So they say the remote observer will never see anything fallen to the black hole, because any object will slow down as it gets closer to the event horizon and eventually stop to stay there forever. Am I getting it right so far? With this said, it turns out nothing has fallen to the black hole up till now. That is for us, as remote observers, anything that ever tried to reach the black hole got stuck at its event horizon. So we can go and see it right away - it must be still there. At the same time they say that the black hole keeps sucking matter. So question is, to a remote observer, how does all this matter fit the event horizon provided it will never fall through it?
A remote observer will see the matter pile up at the event horizon so the density of matter there increases (to infinity if you wait long enough).
The matter falling into a black hole question has been discussed many times on this site, so I won't go into more detail here. However it's worth emphasising that you need to separate formation of a black hole from subsequent growth of the black hole. When you form a black hole by compressing e.g. a ball of gas, the event horizon doesn't form at the centre then grow outwards. It forms on the outside once the density of the gas is high enough. This is because the average density of black holes decreases as the mass of the black hole increases. It's easier to make big black holes than small ones.
Once you formed your black hole it's true that observers outside the horizon will never see anything cross the horizon. But this is no different from saying that those same observers see a continuously accelerating rocket slow as it approaches the speed of light.

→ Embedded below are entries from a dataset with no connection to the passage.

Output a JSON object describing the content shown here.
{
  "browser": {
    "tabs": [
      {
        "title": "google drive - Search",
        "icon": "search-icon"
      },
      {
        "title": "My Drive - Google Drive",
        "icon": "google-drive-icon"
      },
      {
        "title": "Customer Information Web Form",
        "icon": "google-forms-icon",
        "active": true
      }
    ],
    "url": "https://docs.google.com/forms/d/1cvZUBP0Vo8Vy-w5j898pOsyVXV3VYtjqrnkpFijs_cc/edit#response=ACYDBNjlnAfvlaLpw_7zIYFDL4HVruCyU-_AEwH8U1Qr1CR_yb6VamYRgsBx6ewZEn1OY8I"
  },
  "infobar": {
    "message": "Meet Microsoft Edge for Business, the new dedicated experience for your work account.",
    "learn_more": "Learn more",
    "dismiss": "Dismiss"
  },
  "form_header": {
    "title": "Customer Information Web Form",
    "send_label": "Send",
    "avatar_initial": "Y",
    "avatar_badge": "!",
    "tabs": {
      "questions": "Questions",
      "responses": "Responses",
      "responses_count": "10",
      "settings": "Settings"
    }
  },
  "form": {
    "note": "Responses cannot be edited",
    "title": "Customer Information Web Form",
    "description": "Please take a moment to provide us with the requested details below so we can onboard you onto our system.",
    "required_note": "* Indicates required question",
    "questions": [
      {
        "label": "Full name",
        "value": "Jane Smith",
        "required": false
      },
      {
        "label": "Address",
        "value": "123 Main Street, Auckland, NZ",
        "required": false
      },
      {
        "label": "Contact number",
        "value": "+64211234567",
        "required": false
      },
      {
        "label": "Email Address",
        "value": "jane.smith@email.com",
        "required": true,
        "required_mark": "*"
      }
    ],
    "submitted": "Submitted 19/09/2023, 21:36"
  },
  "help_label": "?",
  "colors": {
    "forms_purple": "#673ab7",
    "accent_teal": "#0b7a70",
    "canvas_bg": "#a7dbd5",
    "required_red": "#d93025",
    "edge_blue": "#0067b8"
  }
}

If you're on the rocket, or falling into the black hole, your experience would be different.